(Collected data entries)
※ ※ ※
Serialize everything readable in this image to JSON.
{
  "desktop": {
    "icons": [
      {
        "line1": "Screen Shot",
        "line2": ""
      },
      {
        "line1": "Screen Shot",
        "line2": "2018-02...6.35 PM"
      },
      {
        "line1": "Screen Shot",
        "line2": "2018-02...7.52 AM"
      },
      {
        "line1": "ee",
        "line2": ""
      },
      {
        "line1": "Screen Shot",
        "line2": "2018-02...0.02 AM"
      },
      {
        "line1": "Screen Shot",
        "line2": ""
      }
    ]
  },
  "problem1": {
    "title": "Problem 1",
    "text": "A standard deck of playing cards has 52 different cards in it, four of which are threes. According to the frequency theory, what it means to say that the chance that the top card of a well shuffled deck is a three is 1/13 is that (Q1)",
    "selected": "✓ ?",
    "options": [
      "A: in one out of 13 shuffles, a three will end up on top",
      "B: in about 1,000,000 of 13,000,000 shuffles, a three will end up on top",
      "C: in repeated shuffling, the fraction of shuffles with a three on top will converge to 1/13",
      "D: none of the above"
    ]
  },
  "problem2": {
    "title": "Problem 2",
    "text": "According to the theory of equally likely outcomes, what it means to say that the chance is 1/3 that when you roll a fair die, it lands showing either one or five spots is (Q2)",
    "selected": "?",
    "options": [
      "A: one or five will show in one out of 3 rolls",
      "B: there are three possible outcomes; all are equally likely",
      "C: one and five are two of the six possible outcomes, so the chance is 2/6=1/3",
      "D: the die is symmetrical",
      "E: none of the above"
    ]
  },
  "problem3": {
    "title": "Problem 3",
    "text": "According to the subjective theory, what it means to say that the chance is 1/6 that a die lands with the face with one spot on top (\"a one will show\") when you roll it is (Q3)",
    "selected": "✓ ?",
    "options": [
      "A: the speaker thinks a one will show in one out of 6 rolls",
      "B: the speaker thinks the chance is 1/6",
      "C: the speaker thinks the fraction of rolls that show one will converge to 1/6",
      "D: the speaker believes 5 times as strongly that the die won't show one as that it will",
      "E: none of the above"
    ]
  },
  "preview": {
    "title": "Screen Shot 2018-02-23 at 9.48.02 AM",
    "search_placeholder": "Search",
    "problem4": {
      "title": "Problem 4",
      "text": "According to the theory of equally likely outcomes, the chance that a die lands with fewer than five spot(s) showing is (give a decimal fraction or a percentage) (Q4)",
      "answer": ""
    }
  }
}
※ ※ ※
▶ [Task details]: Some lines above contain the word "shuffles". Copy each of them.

▶ [Answer to this exercise]:
      "A: in one out of 13 shuffles, a three will end up on top",
      "B: in about 1,000,000 of 13,000,000 shuffles, a three will end up on top",
      "C: in repeated shuffling, the fraction of shuffles with a three on top will converge to 1/13",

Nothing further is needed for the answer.